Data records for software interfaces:
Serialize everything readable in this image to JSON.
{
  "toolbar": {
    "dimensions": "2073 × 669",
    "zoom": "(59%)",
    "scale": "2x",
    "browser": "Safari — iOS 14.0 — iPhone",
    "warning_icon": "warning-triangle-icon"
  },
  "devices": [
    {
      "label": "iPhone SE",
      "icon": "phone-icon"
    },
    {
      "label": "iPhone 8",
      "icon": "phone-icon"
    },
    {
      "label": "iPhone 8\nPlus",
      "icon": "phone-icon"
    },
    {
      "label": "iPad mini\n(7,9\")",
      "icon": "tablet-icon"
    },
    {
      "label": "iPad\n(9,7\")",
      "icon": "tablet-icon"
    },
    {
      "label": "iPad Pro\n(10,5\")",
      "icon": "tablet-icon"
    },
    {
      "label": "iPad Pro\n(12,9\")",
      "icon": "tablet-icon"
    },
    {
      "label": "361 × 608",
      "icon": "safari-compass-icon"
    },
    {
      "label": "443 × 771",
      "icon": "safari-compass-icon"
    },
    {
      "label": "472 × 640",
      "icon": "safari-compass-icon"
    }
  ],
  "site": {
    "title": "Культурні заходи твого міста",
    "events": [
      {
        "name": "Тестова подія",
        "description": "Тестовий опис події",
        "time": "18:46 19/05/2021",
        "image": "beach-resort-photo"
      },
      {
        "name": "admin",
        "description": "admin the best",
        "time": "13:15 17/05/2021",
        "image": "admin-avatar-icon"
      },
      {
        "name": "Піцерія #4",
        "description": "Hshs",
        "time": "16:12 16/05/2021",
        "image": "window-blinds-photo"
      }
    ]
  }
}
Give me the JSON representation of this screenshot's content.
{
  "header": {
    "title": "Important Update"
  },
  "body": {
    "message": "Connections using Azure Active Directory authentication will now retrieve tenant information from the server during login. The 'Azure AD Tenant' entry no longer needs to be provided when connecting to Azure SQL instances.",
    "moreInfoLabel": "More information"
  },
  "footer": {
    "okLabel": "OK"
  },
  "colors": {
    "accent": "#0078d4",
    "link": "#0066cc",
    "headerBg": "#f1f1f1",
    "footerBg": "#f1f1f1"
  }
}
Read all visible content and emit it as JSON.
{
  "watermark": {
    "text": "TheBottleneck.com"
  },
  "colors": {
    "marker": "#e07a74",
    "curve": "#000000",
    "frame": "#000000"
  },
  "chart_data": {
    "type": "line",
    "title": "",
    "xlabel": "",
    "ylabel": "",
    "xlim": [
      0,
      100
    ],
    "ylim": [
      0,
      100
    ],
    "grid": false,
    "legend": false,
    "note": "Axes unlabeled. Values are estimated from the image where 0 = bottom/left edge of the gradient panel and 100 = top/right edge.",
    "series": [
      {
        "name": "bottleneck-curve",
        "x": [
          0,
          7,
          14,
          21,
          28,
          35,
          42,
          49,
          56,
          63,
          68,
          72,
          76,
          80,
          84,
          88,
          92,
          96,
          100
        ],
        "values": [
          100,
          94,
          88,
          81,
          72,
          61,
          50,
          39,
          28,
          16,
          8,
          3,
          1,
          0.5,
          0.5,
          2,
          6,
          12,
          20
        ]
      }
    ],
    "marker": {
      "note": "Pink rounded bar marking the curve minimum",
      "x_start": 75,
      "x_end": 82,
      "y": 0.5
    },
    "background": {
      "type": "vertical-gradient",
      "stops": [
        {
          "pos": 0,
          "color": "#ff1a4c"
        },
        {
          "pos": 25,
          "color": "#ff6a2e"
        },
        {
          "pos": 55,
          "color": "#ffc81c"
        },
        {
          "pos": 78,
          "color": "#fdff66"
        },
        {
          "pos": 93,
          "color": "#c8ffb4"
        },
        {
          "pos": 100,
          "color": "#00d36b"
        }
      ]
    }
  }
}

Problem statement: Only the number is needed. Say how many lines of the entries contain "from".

Answer to this task: 2